Hands up all of those mums and dads out there who have heard those three little words a little bit more than you would like.
Perhaps you even pretended you hadn’t quite heard properly, or you were desperately busy doing something else, or maybe you just hid behind the sofa.
Everyone with a toddler knows that “why” is a favourite word, and can drive every parent to distraction.
But WHY do they keep asking questions all the time?
Just you wait for those incessant questions…!
Let’s put ourselves in their shoes for a moment.
You are three years old. You don’t know very much about the world, everything is so amazing and so new. You want to know ALL about it. So what do you do?
You ask the person you love the most WHY things are like that, or WHY that is happening, or WHY is snow white?
How can we deal with the why syndrome? Both my children were, and still are, hungry for knowledge about the world about them. I have dealt with it, and I have the bent ears to prove it. There are, I promise you, some great ways to ease the pain:
Ask your child what they think
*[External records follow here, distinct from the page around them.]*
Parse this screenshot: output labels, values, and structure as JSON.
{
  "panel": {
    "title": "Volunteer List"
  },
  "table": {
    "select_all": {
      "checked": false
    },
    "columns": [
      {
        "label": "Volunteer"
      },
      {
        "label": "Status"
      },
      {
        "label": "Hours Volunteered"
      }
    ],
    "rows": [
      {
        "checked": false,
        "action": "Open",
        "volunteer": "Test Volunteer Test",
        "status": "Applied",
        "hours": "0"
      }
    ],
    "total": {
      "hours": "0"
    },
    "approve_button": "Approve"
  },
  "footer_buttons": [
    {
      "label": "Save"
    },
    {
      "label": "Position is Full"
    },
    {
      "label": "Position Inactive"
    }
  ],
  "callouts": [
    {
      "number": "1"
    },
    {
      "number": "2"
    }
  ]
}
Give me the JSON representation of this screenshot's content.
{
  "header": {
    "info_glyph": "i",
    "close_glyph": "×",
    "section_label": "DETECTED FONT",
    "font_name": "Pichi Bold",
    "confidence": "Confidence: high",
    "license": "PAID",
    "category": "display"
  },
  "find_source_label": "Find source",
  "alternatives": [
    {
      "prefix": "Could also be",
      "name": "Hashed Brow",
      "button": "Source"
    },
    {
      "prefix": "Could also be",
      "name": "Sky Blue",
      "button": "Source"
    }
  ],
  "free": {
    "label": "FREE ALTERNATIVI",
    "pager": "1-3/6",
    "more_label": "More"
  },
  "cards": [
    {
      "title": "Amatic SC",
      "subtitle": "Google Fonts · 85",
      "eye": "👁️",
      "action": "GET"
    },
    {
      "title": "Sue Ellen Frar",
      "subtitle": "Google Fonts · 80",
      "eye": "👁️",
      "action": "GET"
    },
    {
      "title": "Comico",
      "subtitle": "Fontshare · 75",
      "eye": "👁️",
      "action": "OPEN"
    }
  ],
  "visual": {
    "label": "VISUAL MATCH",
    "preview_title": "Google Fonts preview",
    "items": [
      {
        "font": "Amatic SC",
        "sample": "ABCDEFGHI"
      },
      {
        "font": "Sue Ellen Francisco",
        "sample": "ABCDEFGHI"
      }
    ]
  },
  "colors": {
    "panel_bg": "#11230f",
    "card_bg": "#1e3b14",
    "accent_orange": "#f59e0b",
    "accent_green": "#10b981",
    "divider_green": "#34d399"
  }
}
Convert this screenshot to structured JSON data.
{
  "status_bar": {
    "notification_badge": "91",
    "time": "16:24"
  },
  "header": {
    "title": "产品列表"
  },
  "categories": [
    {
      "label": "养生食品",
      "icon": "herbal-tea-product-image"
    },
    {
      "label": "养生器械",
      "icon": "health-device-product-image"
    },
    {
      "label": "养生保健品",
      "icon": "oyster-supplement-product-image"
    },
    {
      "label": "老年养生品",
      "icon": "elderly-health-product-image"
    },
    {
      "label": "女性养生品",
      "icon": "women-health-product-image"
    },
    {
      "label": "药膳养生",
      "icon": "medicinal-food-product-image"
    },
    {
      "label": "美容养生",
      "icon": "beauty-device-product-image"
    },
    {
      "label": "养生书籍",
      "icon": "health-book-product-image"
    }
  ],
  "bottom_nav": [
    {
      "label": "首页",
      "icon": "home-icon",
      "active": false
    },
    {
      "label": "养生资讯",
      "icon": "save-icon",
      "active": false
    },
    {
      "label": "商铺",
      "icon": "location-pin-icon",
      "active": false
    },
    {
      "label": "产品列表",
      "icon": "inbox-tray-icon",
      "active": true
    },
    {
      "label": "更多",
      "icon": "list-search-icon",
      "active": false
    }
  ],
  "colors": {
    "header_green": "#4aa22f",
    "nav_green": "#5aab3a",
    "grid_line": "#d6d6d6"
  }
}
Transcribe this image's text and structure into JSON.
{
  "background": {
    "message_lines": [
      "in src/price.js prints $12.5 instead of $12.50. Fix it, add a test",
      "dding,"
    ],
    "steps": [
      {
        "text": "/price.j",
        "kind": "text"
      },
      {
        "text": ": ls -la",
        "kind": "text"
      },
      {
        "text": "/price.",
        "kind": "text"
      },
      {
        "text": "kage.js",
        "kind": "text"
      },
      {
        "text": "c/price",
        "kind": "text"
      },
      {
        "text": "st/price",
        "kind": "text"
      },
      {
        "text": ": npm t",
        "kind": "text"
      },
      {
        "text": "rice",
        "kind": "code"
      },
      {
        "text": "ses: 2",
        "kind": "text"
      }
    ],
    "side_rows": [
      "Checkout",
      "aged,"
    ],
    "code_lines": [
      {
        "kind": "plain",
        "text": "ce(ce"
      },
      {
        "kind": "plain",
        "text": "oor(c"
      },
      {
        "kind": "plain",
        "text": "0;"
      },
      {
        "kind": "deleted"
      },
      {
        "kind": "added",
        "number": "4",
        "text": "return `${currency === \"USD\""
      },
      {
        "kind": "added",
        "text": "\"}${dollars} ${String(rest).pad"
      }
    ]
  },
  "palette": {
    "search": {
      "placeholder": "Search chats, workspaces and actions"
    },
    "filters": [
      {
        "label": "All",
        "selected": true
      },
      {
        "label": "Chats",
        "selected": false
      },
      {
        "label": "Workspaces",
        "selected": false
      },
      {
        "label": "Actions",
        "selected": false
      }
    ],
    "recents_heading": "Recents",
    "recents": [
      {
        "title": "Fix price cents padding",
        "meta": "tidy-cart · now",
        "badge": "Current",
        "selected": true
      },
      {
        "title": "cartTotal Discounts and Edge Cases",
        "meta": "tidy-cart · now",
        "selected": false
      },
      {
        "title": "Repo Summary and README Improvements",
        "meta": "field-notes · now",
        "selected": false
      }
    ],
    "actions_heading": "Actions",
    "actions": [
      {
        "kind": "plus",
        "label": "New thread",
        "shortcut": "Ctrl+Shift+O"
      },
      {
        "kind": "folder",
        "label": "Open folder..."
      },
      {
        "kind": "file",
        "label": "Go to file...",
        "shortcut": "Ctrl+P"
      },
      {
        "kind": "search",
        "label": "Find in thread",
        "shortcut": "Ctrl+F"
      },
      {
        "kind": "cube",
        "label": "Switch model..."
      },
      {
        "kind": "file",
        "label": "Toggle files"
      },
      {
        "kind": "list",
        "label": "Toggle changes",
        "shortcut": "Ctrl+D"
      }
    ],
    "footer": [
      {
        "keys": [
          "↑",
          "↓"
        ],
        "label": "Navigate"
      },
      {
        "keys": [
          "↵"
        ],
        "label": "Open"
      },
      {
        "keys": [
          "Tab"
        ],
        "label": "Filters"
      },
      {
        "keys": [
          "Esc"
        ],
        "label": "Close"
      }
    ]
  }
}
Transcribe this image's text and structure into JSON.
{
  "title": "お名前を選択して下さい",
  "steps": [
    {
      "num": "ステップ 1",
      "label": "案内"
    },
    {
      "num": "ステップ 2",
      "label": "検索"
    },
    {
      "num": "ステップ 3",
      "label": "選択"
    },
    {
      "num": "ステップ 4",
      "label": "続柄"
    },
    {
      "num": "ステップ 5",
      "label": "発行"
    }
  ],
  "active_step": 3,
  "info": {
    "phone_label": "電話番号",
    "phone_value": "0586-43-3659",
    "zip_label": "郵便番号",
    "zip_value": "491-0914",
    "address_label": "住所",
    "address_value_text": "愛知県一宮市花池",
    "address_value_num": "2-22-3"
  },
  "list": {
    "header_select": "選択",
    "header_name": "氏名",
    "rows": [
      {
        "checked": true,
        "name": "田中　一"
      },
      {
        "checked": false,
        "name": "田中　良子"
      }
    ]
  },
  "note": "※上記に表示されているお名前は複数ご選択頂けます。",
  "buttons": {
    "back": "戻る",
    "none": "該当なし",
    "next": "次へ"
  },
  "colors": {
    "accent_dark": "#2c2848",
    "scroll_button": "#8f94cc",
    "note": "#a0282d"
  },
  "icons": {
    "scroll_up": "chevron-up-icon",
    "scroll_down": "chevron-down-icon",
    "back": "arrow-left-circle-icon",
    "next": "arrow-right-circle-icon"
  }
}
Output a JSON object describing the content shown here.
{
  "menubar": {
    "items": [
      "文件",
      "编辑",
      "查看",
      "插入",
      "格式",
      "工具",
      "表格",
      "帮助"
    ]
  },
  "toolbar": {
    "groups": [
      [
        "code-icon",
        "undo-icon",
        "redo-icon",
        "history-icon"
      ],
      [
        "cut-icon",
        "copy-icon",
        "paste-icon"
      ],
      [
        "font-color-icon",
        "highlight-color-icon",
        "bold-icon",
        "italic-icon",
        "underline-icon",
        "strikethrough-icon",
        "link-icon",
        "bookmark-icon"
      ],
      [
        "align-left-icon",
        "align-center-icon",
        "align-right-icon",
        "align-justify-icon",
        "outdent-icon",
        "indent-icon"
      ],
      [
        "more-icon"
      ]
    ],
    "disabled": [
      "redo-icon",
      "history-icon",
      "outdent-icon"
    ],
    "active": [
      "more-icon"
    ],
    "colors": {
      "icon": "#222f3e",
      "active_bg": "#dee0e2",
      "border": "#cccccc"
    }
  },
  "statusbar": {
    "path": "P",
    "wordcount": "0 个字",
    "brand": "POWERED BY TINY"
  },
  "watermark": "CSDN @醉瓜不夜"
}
It’s easy just to answer your child’s questions and hope that’s the end of it. However, it won’t be, will it? They will ask another question linked to your answer…and another…and another, until you need a sit down. So, why not turn it around? Ask them what they think about their question. So if they ask; “Why do I need to eat my cucumber?” Simply say, “Why do you think you should eat it, honey?”
I have employed this tactic on many an occasion and it really does stem the flowing tide of “whys” as you really get them to think for themselves. And that’s good for them anyway, isn’t it?
Answer the questions
I know, you don’t actually want to answer; they are hard, possibly even ridiculous questions. You simply don’t have the time. However, answering actually:
- Shows that we are listening to them and value what they are saying to us
- Helps them to question the world around them, and encourages an inquiring mind
- Gives them information about their surroundings and other people to help them learn.
So I know it’s annoying, and it drives us all nuts. However, our kids’ questions really do matter to their development. So go on, give it a go and answer them as best you can!
And if all else fails…
If you don’t know the answer, find it out together!
Sometimes you get thrown a question you can’t answer off the top of you head. So if you don’t know the answer, stop what you are doing and go find out.
It’s fun for the kids, and it’s a big distraction from the next question. It’s also important to show that mummy and daddy don’t know everything. In fact, it’s OK to be wrong, and not to have all the answers.
You can look it up in a encyclopaedia to get them used to using books to answer their questions. You could use the internet to find the solution. Even better, show your child a video which gives them the answer. We live in a multi-media world nowadays , so why not use all we have at our fingertips to help answer those incessant whys?
Just accept it
The why syndrome is inevitable.
Accept it, answer their questions, and when they have gone to bed, go have a well deserved lie down, perhaps even with a nice glass of wine! I find that knowing it’s going to happen makes it just that little easier to deal with.
Does your child ask lots and lots of questions? How do you deal with it?
Note: This article first appeared on Yahoo Contributor network written by Helen Neale, but was withdrawn last year and publication on this site has been allowed.